Impulsive, to a fault
July 7, 2008
A pack of gum, a pair of shoelaces, perhaps a paperback novel. These are the things you might consider as impulse purchases. But as economies of scale come into play and the cost of living – as well as the remuneration we receive – goes up and up, our impulse purchases become larger.
Talk to the guy who showed up at home with a 46-inch HDTV. Or the woman who thought the $1200 tennis bracelet was “perfect”. Or even my father who, ahead of his time, bought a house the same way.
The driving force behind impulse purchasing isn’t a dire need for these products (although having a roof over his head made some sense in my father’s case) but a habit of instant gratification.
Why delay the purchase of something that you can begin using and enjoying now?
While walking through IKEA yesterday I thought I might have to strangle someone because it was so crowded. It’s become a pastime for families to go shopping together and businesses are doing nothing to change that attitude.
There’s no reason to spend 45 minutes on the playground with your four-year-old because walking through IKEA for 90 minutes gives the kid exercise and might actually solve some home organization problem.
Are we idiots?
We complain endlessly about the price of gasoline, the amount we pay for health insurance and the 2% raise that we get each year regardless of performance. Then we go soothe ourselves with expensive gadgets, pricey dinners, extravagant toys and unnecessary home improvements.
Maybe the better question should be… When did we stop understanding how to save for large purchases?
If I were of a vindictive and blaming nature, I would have destroyed Citicorp years ago for what they did to me. I was granted a Citibank credit card while still in college and I promptly maxxed it. That credit hiccup followed me through college and beyond until I tried to purchase a new car.
The car dealer said they could help me finance the brand new truck I wanted, but I would have to pay off my Citibank card first.
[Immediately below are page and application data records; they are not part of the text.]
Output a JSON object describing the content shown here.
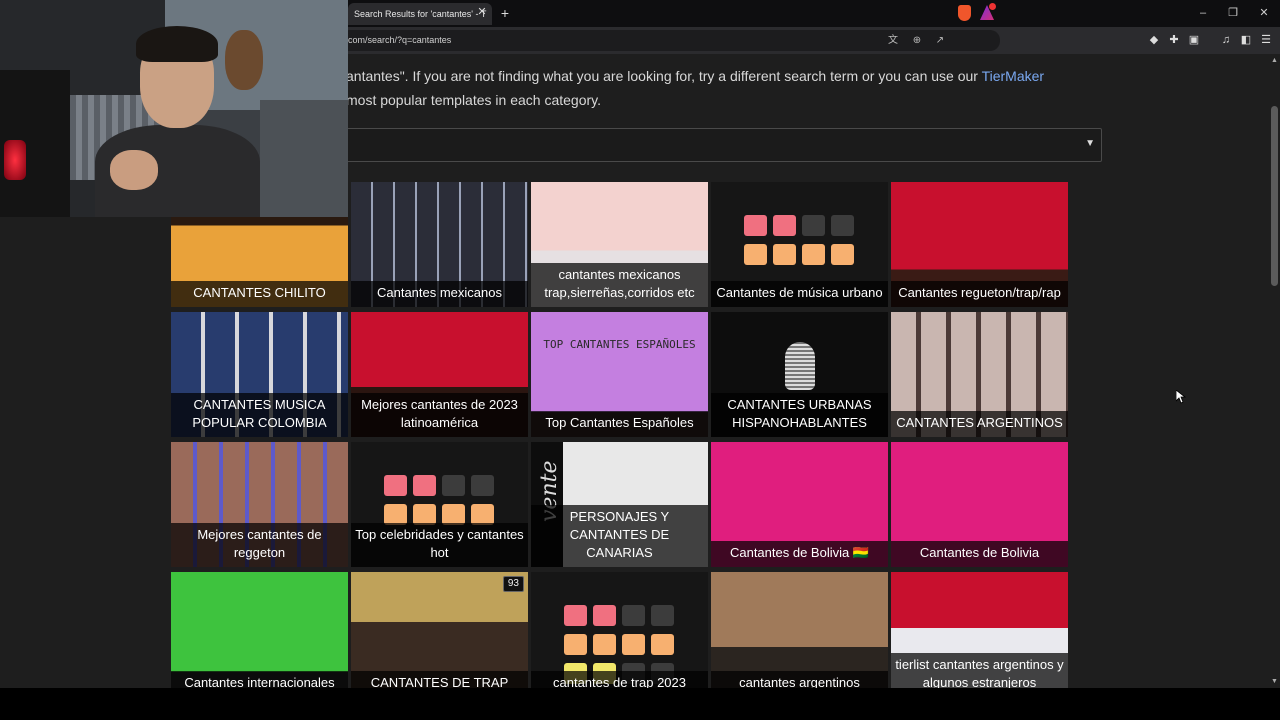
{
  "browser": {
    "tab_title": "Search Results for 'cantantes' - T",
    "tab_close": "✕",
    "new_tab": "+",
    "url": "com/search/?q=cantantes",
    "window": {
      "minimize": "–",
      "restore": "❐",
      "close": "✕"
    }
  },
  "intro": {
    "line1_prefix": "antantes\". If you are not finding what you are looking for, try a different search term or you can use our ",
    "link": "TierMaker",
    "line2": " most popular templates in each category."
  },
  "category_select": {
    "value": ""
  },
  "tiles": [
    {
      "caption": "CANTANTES CHILITO",
      "col": 0,
      "row": 0
    },
    {
      "caption": "Cantantes mexicanos",
      "col": 1,
      "row": 0
    },
    {
      "caption": "cantantes mexicanos trap,sierreñas,corridos etc",
      "col": 2,
      "row": 0
    },
    {
      "caption": "Cantantes de música urbano",
      "col": 3,
      "row": 0
    },
    {
      "caption": "Cantantes regueton/trap/rap",
      "col": 4,
      "row": 0
    },
    {
      "caption": "CANTANTES MUSICA POPULAR COLOMBIA",
      "col": 0,
      "row": 1
    },
    {
      "caption": "Mejores cantantes de 2023 latinoamérica",
      "col": 1,
      "row": 1
    },
    {
      "caption": "Top Cantantes Españoles",
      "col": 2,
      "row": 1,
      "thumb_text": "TOP CANTANTES ESPAÑOLES"
    },
    {
      "caption": "CANTANTES URBANAS HISPANOHABLANTES",
      "col": 3,
      "row": 1
    },
    {
      "caption": "CANTANTES ARGENTINOS",
      "col": 4,
      "row": 1
    },
    {
      "caption": "Mejores cantantes de reggeton",
      "col": 0,
      "row": 2
    },
    {
      "caption": "Top celebridades y cantantes hot",
      "col": 1,
      "row": 2
    },
    {
      "caption": "PERSONAJES Y CANTANTES DE CANARIAS",
      "col": 2,
      "row": 2,
      "thumb_text": "vente"
    },
    {
      "caption": "Cantantes de Bolivia 🇧🇴",
      "col": 3,
      "row": 2
    },
    {
      "caption": "Cantantes de Bolivia",
      "col": 4,
      "row": 2
    },
    {
      "caption": "Cantantes internacionales",
      "col": 0,
      "row": 3
    },
    {
      "caption": "CANTANTES DE TRAP",
      "col": 1,
      "row": 3,
      "badge": "93"
    },
    {
      "caption": "cantantes de trap 2023",
      "col": 2,
      "row": 3
    },
    {
      "caption": "cantantes argentinos",
      "col": 3,
      "row": 3
    },
    {
      "caption": "tierlist cantantes argentinos y algunos estranjeros",
      "col": 4,
      "row": 3
    }
  ],
  "colors": {
    "background": "#1e1e1e",
    "link": "#7aa8f0",
    "tier_red": "#f07080",
    "tier_orange": "#f7b070",
    "tier_yellow": "#f2e86a",
    "tier_gray": "#3c3c3c",
    "bolivia_pink": "#e01e7e"
  }
}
That’s when I realized the true value of material goods and I’ve been pretty responsible since then.
But many people don’t take responsibility for their money or their lives. As a friend of mine says, “They wouldn’t be allowed to live in Smart Town.”
These people live from check to check. They buy groceries and clothing on credit. And they get deeper in debt with each passing day.
It’s gotten so bad (or so good for businesses who want this income) that places like McDonalds are letting people use credit cards at the drive through.
How would you like to be paying 19% interest on your last Big Mac? Insanity.
Luckily, I’ve gotten some of my spending habits under control. Yes, I bought a scooter recently and I frequently find a way to have sushi delivered to the bungalow. But I’m also carrying only house debt and living pretty well within my means.
Maybe it’s because I don’t want to live out of a shopping cart or that one Citibank experience was enough for me. But taking responsibility for one’s existence is pretty rare these days and I like to be in the minority.
It also allows me to vocally and loudly judge others who are not so disciplined. And that’s an impulse I don’t care to control.